Religious Practices

(From: The Religious Background of Beta Israel, Shoshana Ben-Dor, 1988)

The most important and holiest book for the Beta Israel community is the Orit, or Torah. The word Orit refers to the five books of the Torah, though the book itself includes all of the biblical writings translated into Ge’ez. The Orit is kept in a special place in the synagogue or in the home of one of the Kessim, wrapped in a leather binding and colorful fabrics. Ethiopian Jews live according to the laws of the Torah, as written, demonstrated by their special traditions such as the way they observe the Passover Seder.

In their prayers the yearning for peace in Jerusalem and desire to return to Zion are often expressed. The Book of Nehemiah is seen as a Halachic source. Some of the Beta Israel customs differ from those derived from external writings. There are those who connect this with the lengthy separation from the rest of world Jewry. Others note the similarities between these customs and those common among Jewish sects at the time of the Second Temple.

There are even certain similarities to early rabbinic Halacha, even though there is no doubt that Jews in Ethiopia were not familiar with the Mishnah and Gemarah. Similarities to early Halacha relate to matters of purity and impurity, the prayer order, and the approach to the Book of Nehemiah.

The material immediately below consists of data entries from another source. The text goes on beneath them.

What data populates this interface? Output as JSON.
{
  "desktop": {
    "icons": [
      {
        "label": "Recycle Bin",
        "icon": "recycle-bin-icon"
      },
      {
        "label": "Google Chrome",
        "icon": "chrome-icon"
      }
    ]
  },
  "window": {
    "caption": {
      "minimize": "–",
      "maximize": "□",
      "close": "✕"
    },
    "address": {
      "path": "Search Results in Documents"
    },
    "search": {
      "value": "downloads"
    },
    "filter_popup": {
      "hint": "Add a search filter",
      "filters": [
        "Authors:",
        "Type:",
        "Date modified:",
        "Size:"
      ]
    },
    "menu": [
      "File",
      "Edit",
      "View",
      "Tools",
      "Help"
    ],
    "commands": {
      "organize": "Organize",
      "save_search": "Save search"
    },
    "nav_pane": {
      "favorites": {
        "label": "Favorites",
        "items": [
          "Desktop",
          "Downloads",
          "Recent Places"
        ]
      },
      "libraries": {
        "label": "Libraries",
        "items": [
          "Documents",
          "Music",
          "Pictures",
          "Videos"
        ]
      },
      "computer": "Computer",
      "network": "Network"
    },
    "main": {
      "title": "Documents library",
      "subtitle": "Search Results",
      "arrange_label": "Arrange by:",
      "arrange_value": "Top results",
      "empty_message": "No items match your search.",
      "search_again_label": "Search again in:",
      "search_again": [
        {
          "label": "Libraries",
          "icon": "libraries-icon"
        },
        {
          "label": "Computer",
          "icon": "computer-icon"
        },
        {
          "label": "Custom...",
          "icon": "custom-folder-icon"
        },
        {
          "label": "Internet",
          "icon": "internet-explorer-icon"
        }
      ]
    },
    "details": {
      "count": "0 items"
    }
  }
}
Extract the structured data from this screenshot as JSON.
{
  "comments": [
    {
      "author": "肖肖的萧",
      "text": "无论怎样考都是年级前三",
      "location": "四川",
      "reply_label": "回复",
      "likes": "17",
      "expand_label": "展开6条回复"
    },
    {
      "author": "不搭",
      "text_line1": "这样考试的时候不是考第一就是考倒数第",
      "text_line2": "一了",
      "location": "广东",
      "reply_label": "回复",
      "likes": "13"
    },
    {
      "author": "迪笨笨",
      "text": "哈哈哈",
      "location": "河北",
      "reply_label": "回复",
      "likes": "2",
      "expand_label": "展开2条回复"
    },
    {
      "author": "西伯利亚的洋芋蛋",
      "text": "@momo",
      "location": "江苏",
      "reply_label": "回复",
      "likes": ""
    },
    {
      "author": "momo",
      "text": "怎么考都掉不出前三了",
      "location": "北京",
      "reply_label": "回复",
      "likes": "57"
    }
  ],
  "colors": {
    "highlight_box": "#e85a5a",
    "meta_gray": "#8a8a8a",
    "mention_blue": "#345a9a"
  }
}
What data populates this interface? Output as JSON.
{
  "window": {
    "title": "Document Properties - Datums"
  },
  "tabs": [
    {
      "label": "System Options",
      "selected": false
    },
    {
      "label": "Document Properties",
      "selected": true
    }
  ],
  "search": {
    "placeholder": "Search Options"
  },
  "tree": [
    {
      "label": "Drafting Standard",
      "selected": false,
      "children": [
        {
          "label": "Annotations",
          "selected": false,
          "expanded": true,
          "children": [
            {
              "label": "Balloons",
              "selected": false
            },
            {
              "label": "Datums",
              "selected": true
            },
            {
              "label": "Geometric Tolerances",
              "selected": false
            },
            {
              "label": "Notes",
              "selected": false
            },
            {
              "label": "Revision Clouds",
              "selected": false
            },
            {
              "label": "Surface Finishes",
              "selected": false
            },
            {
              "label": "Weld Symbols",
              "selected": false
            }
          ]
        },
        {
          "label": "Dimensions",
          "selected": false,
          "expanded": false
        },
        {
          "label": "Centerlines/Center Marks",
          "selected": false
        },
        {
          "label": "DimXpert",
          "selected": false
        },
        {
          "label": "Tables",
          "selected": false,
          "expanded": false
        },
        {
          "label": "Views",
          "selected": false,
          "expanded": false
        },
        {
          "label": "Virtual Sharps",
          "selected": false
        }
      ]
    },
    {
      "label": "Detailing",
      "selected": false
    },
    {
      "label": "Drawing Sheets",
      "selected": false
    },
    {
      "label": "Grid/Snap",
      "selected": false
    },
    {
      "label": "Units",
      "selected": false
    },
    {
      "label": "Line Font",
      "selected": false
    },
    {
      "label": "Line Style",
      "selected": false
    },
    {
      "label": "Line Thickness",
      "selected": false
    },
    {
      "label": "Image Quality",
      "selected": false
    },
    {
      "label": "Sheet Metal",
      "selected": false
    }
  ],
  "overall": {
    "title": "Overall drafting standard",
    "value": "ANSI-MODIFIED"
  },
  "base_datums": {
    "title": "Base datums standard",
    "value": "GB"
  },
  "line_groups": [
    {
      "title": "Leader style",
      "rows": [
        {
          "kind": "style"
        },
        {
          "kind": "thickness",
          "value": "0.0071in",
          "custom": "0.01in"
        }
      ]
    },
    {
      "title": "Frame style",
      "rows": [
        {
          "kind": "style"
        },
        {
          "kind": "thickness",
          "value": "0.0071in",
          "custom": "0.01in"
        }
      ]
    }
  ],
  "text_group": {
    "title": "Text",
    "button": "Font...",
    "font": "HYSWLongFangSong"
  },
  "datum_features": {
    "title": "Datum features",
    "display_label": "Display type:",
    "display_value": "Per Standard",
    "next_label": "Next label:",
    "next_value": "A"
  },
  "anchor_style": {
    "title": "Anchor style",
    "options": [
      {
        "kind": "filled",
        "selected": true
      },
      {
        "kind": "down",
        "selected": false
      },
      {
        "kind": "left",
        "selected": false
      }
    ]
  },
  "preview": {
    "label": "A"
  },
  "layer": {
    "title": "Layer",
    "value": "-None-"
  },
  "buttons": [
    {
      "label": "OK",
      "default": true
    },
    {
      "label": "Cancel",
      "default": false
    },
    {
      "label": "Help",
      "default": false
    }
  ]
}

Yet there are differences between Beta Israel traditions and rabbinic Halacha. For example, Ethiopian Jews do not have a rabbinic-halachic collection of writings, nor Talit (prayer shawl) or Tefillin. There are differences in the laws of kashrut, marriage and divorce laws, and prayer order. In short, many believe that Ethiopian Jewish traditions replicate those of ancient Judaism. Others emphasize the external influences, such as that of Christianity, on the Beta Israel traditions. In any case, Beta Israel has highly developed religious feelings and beliefs.